**TASK STATEMENT**
Look through the listing below and give the number of lines that hold "icon". Say nothing more.

**PROVIDED INFORMATION**
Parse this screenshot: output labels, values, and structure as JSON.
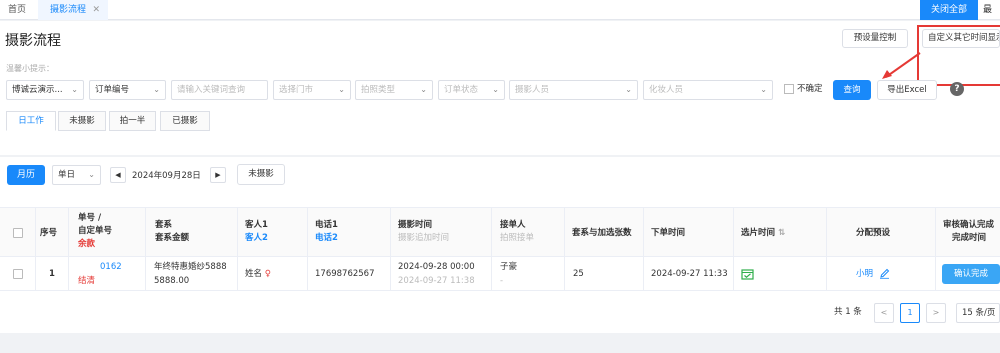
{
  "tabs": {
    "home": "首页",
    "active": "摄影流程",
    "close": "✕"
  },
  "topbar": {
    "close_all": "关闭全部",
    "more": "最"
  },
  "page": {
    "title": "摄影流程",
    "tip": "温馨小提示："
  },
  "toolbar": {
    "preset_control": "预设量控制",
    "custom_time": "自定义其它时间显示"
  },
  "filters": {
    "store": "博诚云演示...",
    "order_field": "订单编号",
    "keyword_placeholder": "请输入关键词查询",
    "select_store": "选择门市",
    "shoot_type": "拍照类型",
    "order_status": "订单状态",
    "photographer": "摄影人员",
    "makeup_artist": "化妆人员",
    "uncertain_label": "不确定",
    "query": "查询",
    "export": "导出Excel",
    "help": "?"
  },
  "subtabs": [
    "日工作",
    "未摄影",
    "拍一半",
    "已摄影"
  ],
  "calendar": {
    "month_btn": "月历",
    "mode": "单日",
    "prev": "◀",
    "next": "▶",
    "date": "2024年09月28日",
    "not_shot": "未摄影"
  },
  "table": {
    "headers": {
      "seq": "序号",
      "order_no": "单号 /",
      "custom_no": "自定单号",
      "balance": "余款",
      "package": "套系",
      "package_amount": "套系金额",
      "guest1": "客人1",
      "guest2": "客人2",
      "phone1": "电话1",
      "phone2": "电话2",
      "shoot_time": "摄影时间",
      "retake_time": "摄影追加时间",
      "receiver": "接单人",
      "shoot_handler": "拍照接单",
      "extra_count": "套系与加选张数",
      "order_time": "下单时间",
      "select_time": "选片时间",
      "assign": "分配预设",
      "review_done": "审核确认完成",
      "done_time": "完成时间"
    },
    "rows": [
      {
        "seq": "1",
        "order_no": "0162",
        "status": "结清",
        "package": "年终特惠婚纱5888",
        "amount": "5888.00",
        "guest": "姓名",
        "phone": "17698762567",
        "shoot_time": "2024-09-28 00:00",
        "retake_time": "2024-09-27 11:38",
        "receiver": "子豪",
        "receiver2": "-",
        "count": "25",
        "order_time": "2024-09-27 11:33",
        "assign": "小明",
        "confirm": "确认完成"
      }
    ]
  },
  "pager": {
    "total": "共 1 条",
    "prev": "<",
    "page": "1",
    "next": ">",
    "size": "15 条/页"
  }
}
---
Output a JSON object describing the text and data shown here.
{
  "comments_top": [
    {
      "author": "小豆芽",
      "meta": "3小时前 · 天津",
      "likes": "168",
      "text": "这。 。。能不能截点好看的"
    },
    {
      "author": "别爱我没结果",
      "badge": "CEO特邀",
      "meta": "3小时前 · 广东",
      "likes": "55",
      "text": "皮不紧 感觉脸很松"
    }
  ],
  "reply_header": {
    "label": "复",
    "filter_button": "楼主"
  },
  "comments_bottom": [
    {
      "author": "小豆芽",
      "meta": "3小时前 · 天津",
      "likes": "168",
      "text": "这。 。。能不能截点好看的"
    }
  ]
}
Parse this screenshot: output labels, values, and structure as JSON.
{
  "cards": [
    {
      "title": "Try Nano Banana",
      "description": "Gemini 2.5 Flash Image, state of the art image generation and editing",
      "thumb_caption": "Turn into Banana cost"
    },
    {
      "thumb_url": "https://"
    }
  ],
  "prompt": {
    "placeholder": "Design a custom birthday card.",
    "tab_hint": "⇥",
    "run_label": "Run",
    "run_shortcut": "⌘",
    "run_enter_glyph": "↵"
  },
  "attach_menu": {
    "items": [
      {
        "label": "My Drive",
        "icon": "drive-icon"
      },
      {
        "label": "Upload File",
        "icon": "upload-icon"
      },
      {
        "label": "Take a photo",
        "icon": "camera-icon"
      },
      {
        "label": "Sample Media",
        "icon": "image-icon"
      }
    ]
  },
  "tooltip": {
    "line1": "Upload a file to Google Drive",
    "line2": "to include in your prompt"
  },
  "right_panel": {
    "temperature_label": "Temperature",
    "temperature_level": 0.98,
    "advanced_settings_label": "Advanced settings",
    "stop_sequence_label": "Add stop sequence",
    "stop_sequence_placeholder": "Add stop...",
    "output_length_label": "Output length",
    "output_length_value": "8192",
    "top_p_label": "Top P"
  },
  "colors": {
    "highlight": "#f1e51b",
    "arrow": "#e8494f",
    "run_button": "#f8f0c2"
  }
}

**EXERCISE OUTPUT**
4